So what I've
always wondered is, when a climactic, traumatic, personality-forming event happens to you when you’re still a little, little child, is there any part of your adult form that is untouched by that? You can work to pull and dig and uproot piece by piece of your rotten core as it pokes out into your visible psyche, but what if we're made of it – the hurt, these events, the guilt, your baggage – what if your whole soul is just one spongey fungus? How far back do you have to go before you're at the beginning, before you went down that path? Who would you have been without that trauma?

And it's described many parts of my life, from abuse to bad relationships to...*drum roll please*...diabetes. Kerri's "Six Until Me" back-story reminds me of my troubled relationship with diabetes over the years and this analogy I've gone back to in multiple circumstances. The question "who would I be without diabetes?" is not a valid question. I am the only me that's ever been and that me comes with diabetes mellitus - the honey-sugared syndrome. I don't get to pull off the stalks for a day. It's underneath. Deep, deep, deep within.

As for the roses, that's another post. :)

Insulin Pump - A Poem

This is something I wrote in March of 2001 as a college student wearing a Minimed 508. Thought some of you might get a kick out of it.



Insulin Pump
Someone in the U.S. dies every 3 minutes from diabetes and its complications.
- American Diabetes Association


*beepbeepbeepbeepbeepbeep*
I look down.
NO DELIVERY
Here we go again.

I have to stop whatever I’m doing…immediately.
I go grab my little black bag, set it on my bed.
Run and wash my hands real quick –
a tedious step I really can't skip.

I unzip the bag.
*beeepbeeepbeeepbeeepbeeepbeeep*
I KNOW!
gray button, green button,
go back to unzipping my bag.

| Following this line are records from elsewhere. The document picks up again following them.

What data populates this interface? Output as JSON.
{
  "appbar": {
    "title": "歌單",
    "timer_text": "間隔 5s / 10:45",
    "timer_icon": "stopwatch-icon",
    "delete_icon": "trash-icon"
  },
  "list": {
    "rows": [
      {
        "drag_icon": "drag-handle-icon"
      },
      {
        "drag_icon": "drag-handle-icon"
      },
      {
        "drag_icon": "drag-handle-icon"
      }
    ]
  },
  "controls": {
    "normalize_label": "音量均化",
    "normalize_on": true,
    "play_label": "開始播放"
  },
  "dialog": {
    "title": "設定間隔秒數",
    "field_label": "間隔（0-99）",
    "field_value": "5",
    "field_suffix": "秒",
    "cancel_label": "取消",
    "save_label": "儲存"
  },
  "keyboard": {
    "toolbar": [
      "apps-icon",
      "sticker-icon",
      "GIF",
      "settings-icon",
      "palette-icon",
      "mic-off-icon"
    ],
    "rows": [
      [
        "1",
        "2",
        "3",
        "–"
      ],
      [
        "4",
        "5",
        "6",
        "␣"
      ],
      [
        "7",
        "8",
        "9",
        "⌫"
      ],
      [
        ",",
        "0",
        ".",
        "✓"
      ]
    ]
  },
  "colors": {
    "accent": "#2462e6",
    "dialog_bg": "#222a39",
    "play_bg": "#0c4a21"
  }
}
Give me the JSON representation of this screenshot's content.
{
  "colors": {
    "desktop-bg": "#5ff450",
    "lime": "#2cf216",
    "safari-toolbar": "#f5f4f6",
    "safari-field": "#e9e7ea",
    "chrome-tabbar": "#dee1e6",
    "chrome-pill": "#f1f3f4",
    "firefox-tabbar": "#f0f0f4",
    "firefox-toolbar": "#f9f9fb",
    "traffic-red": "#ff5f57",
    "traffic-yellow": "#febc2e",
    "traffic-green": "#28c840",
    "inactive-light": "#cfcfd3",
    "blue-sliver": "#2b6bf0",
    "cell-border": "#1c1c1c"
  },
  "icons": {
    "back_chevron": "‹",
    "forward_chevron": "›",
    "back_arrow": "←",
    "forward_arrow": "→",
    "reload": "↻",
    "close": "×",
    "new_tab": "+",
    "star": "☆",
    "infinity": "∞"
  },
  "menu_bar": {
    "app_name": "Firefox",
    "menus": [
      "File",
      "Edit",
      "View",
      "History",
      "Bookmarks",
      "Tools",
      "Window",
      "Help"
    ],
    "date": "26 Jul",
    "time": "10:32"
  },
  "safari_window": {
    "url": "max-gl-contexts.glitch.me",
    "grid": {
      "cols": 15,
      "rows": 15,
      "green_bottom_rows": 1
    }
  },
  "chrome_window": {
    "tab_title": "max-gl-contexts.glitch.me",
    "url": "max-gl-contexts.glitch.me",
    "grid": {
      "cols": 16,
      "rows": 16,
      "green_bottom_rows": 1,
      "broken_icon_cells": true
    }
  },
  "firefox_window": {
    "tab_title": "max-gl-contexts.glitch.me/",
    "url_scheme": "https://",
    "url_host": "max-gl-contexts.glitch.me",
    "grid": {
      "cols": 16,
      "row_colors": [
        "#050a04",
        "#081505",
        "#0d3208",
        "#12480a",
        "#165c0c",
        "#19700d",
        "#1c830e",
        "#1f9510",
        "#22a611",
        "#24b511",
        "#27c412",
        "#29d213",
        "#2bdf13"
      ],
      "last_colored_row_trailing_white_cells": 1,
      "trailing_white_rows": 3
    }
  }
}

I pull out a package with a reservoir syringe in it.
Peel it open hurriedly.
Cycle the syringe.
Set it down for a sec.

I open up the *beeeepbeeeepbeeee(-package-)beeeepbeeeepbeeeep*
with the infusion set tubing in it.
Get out a vial of insulin.
Does this bottle have enough in it?

Back to the reservoir.
I draw in 220units of air and inject it into the vial
and the 220units of liquid come barreling
Bernoulli-style into the syringe.

Several minutes of tapping against the hard plastic
until the top knuckle of my index finger is
bruised from thumping the air bubbles
back into the bottle. Can't have air bubbles.
The bends, you know. Missed doses and such.

Off with the needle now.
Attach the reservoir to the end of the infusion set –
caps to be unscrewed, connections tightened.
Prime a good 20 units through the *BEEPBEEPBEEPBEEPBEEPBEEP*
tube. Load the little injection gun.
I take the old reservoir out of the pump and replace it with the new one.

I unzip my jeans, lift my shirt,
and carefully peel the last three days away
along with some medical tape and a tiny catheter.
For about a minute and a half, I'm free.

Disconnected.

I should strip my clothes
and run naked down the sidewalk,
a marionette without strings.

*BEEEPBEEEPBE---*

I press the gray button 6 times, the green button,
the up arrow 50 times, yes, 50 times,
the green button, the down arrow 11 times,
the green button.

I watch the tiny droplets drool out of the needle’s tip.
My 90-second vacation's over.
I swab down my abdomen with a sticky IV prep,
choose the spot for my 3-day umbilical cord,
and kiss the lips of my injection gun to my unsuspecting underbelly.

*POP*

Layers of tape over the newborn hole,
a soft quarter-clockwise turn of the needle hub before I remove it,
leaving a hair of a polyurethane tube
like a straw from my gut to God.

gray button 6 times, green button,
up arrow 5 times, no I said
5 this time, the green button,
the green button again, yes again...

Gather up my now-useless garbage.
Biohazard: do not open.
Dispose of properly.
Zip up. Clothes and case.
Velcro. Clip it back on my jeans.
Another three painless days of life guaranteed.
Small price – five thousand dollars and ten minutes.

*Click*